DATA SHOWN below:

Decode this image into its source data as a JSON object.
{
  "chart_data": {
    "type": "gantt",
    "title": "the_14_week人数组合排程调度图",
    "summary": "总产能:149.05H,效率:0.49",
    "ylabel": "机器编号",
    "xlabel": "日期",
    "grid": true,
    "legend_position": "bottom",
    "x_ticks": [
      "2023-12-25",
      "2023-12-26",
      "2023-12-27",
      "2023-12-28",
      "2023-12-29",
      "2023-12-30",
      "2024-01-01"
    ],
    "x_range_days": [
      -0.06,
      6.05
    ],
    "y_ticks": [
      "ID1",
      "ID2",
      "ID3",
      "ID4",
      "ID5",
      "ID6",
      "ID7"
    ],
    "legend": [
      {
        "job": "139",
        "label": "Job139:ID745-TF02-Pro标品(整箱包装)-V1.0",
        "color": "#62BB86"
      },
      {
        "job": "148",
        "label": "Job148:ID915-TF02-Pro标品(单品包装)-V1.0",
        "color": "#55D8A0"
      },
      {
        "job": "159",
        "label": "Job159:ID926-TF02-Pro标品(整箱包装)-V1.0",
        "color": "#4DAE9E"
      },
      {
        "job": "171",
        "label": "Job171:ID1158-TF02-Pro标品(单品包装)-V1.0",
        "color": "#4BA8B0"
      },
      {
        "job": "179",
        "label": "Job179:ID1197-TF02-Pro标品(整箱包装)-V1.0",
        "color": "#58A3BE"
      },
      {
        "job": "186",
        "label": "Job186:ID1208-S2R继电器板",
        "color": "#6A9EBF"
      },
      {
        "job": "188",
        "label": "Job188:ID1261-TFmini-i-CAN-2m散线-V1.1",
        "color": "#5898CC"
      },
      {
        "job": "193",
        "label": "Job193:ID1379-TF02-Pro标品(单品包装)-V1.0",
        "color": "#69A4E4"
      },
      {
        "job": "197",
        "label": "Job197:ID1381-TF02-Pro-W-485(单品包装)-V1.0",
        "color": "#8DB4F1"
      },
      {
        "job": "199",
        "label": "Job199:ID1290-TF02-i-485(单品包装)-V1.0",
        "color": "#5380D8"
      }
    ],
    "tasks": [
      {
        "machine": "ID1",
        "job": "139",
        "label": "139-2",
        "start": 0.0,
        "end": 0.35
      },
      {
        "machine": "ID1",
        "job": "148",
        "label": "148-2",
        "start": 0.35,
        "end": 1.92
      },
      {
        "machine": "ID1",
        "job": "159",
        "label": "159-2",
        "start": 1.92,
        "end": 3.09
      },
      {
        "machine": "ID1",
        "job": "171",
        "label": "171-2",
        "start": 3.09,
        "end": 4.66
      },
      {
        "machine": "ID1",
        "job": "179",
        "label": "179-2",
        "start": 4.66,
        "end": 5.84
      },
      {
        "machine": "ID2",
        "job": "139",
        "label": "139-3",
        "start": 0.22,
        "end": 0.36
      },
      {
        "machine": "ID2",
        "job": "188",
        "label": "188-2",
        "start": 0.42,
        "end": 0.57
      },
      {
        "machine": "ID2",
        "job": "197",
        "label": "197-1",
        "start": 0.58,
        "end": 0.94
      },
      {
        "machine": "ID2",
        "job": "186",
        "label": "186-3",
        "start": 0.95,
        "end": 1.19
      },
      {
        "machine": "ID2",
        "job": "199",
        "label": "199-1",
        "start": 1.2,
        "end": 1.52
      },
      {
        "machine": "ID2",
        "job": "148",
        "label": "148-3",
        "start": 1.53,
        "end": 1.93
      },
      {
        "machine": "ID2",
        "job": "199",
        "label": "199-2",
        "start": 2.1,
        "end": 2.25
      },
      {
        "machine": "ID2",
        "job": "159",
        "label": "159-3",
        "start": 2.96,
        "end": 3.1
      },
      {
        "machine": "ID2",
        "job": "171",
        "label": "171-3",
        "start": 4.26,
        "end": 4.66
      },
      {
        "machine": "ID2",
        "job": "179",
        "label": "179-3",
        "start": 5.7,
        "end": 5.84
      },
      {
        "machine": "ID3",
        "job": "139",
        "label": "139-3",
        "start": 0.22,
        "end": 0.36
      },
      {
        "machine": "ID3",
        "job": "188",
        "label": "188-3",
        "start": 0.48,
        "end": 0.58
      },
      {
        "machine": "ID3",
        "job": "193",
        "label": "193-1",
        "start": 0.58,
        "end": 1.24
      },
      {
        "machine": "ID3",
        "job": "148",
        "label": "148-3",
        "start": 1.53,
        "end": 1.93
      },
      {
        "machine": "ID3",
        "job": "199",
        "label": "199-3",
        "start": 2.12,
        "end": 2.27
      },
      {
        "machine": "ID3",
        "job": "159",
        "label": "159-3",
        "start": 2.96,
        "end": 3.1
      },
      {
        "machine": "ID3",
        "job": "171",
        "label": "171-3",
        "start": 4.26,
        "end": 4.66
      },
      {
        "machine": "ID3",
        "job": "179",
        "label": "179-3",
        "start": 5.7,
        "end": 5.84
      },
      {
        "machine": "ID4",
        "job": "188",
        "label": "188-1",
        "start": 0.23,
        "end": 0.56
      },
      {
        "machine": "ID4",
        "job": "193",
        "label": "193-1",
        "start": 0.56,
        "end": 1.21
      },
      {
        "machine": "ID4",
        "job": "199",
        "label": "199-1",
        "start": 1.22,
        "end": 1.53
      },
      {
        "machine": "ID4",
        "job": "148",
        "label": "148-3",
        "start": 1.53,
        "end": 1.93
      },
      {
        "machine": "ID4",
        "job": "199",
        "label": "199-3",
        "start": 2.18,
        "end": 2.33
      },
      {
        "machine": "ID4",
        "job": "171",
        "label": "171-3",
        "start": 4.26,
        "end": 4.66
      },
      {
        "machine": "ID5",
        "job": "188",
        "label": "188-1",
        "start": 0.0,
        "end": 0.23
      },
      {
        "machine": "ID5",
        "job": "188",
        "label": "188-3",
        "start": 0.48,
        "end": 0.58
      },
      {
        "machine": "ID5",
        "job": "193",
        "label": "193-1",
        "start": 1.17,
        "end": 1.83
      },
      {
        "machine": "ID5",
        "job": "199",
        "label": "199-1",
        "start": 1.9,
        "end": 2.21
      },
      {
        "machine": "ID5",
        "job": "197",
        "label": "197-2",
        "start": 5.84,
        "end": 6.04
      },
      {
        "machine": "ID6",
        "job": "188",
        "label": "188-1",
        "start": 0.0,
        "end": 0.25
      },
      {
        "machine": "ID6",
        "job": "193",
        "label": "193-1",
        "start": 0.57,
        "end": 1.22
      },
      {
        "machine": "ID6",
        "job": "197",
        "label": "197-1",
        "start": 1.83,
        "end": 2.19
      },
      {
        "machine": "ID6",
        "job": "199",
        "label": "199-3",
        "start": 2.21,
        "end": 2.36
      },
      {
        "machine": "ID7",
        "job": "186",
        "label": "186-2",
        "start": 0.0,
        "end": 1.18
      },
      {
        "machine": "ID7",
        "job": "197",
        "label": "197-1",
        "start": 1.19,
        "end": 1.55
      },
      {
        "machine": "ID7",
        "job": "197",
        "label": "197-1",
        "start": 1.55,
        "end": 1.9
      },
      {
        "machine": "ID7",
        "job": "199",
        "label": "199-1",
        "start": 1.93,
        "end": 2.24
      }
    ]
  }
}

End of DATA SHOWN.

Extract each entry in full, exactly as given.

Decode this image into its source data as a JSON object.
{
  "chart_data": {
    "type": "gantt",
    "title": "the_14_week人数组合排程调度图",
    "summary": "总产能:149.05H,效率:0.49",
    "ylabel": "机器编号",
    "xlabel": "日期",
    "grid": true,
    "legend_position": "bottom",
    "x_ticks": [
      "2023-12-25",
      "2023-12-26",
      "2023-12-27",
      "2023-12-28",
      "2023-12-29",
      "2023-12-30",
      "2024-01-01"
    ],
    "x_range_days": [
      -0.06,
      6.05
    ],
    "y_ticks": [
      "ID1",
      "ID2",
      "ID3",
      "ID4",
      "ID5",
      "ID6",
      "ID7"
    ],
    "legend": [
      {
        "job": "139",
        "label": "Job139:ID745-TF02-Pro标品(整箱包装)-V1.0",
        "color": "#62BB86"
      },
      {
        "job": "148",
        "label": "Job148:ID915-TF02-Pro标品(单品包装)-V1.0",
        "color": "#55D8A0"
      },
      {
        "job": "159",
        "label": "Job159:ID926-TF02-Pro标品(整箱包装)-V1.0",
        "color": "#4DAE9E"
      },
      {
        "job": "171",
        "label": "Job171:ID1158-TF02-Pro标品(单品包装)-V1.0",
        "color": "#4BA8B0"
      },
      {
        "job": "179",
        "label": "Job179:ID1197-TF02-Pro标品(整箱包装)-V1.0",
        "color": "#58A3BE"
      },
      {
        "job": "186",
        "label": "Job186:ID1208-S2R继电器板",
        "color": "#6A9EBF"
      },
      {
        "job": "188",
        "label": "Job188:ID1261-TFmini-i-CAN-2m散线-V1.1",
        "color": "#5898CC"
      },
      {
        "job": "193",
        "label": "Job193:ID1379-TF02-Pro标品(单品包装)-V1.0",
        "color": "#69A4E4"
      },
      {
        "job": "197",
        "label": "Job197:ID1381-TF02-Pro-W-485(单品包装)-V1.0",
        "color": "#8DB4F1"
      },
      {
        "job": "199",
        "label": "Job199:ID1290-TF02-i-485(单品包装)-V1.0",
        "color": "#5380D8"
      }
    ],
    "tasks": [
      {
        "machine": "ID1",
        "job": "139",
        "label": "139-2",
        "start": 0.0,
        "end": 0.35
      },
      {
        "machine": "ID1",
        "job": "148",
        "label": "148-2",
        "start": 0.35,
        "end": 1.92
      },
      {
        "machine": "ID1",
        "job": "159",
        "label": "159-2",
        "start": 1.92,
        "end": 3.09
      },
      {
        "machine": "ID1",
        "job": "171",
        "label": "171-2",
        "start": 3.09,
        "end": 4.66
      },
      {
        "machine": "ID1",
        "job": "179",
        "label": "179-2",
        "start": 4.66,
        "end": 5.84
      },
      {
        "machine": "ID2",
        "job": "139",
        "label": "139-3",
        "start": 0.22,
        "end": 0.36
      },
      {
        "machine": "ID2",
        "job": "188",
        "label": "188-2",
        "start": 0.42,
        "end": 0.57
      },
      {
        "machine": "ID2",
        "job": "197",
        "label": "197-1",
        "start": 0.58,
        "end": 0.94
      },
      {
        "machine": "ID2",
        "job": "186",
        "label": "186-3",
        "start": 0.95,
        "end": 1.19
      },
      {
        "machine": "ID2",
        "job": "199",
        "label": "199-1",
        "start": 1.2,
        "end": 1.52
      },
      {
        "machine": "ID2",
        "job": "148",
        "label": "148-3",
        "start": 1.53,
        "end": 1.93
      },
      {
        "machine": "ID2",
        "job": "199",
        "label": "199-2",
        "start": 2.1,
        "end": 2.25
      },
      {
        "machine": "ID2",
        "job": "159",
        "label": "159-3",
        "start": 2.96,
        "end": 3.1
      },
      {
        "machine": "ID2",
        "job": "171",
        "label": "171-3",
        "start": 4.26,
        "end": 4.66
      },
      {
        "machine": "ID2",
        "job": "179",
        "label": "179-3",
        "start": 5.7,
        "end": 5.84
      },
      {
        "machine": "ID3",
        "job": "139",
        "label": "139-3",
        "start": 0.22,
        "end": 0.36
      },
      {
        "machine": "ID3",
        "job": "188",
        "label": "188-3",
        "start": 0.48,
        "end": 0.58
      },
      {
        "machine": "ID3",
        "job": "193",
        "label": "193-1",
        "start": 0.58,
        "end": 1.24
      },
      {
        "machine": "ID3",
        "job": "148",
        "label": "148-3",
        "start": 1.53,
        "end": 1.93
      },
      {
        "machine": "ID3",
        "job": "199",
        "label": "199-3",
        "start": 2.12,
        "end": 2.27
      },
      {
        "machine": "ID3",
        "job": "159",
        "label": "159-3",
        "start": 2.96,
        "end": 3.1
      },
      {
        "machine": "ID3",
        "job": "171",
        "label": "171-3",
        "start": 4.26,
        "end": 4.66
      },
      {
        "machine": "ID3",
        "job": "179",
        "label": "179-3",
        "start": 5.7,
        "end": 5.84
      },
      {
        "machine": "ID4",
        "job": "188",
        "label": "188-1",
        "start": 0.23,
        "end": 0.56
      },
      {
        "machine": "ID4",
        "job": "193",
        "label": "193-1",
        "start": 0.56,
        "end": 1.21
      },
      {
        "machine": "ID4",
        "job": "199",
        "label": "199-1",
        "start": 1.22,
        "end": 1.53
      },
      {
        "machine": "ID4",
        "job": "148",
        "label": "148-3",
        "start": 1.53,
        "end": 1.93
      },
      {
        "machine": "ID4",
        "job": "199",
        "label": "199-3",
        "start": 2.18,
        "end": 2.33
      },
      {
        "machine": "ID4",
        "job": "171",
        "label": "171-3",
        "start": 4.26,
        "end": 4.66
      },
      {
        "machine": "ID5",
        "job": "188",
        "label": "188-1",
        "start": 0.0,
        "end": 0.23
      },
      {
        "machine": "ID5",
        "job": "188",
        "label": "188-3",
        "start": 0.48,
        "end": 0.58
      },
      {
        "machine": "ID5",
        "job": "193",
        "label": "193-1",
        "start": 1.17,
        "end": 1.83
      },
      {
        "machine": "ID5",
        "job": "199",
        "label": "199-1",
        "start": 1.9,
        "end": 2.21
      },
      {
        "machine": "ID5",
        "job": "197",
        "label": "197-2",
        "start": 5.84,
        "end": 6.04
      },
      {
        "machine": "ID6",
        "job": "188",
        "label": "188-1",
        "start": 0.0,
        "end": 0.25
      },
      {
        "machine": "ID6",
        "job": "193",
        "label": "193-1",
        "start": 0.57,
        "end": 1.22
      },
      {
        "machine": "ID6",
        "job": "197",
        "label": "197-1",
        "start": 1.83,
        "end": 2.19
      },
      {
        "machine": "ID6",
        "job": "199",
        "label": "199-3",
        "start": 2.21,
        "end": 2.36
      },
      {
        "machine": "ID7",
        "job": "186",
        "label": "186-2",
        "start": 0.0,
        "end": 1.18
      },
      {
        "machine": "ID7",
        "job": "197",
        "label": "197-1",
        "start": 1.19,
        "end": 1.55
      },
      {
        "machine": "ID7",
        "job": "197",
        "label": "197-1",
        "start": 1.55,
        "end": 1.9
      },
      {
        "machine": "ID7",
        "job": "199",
        "label": "199-1",
        "start": 1.93,
        "end": 2.24
      }
    ]
  }
}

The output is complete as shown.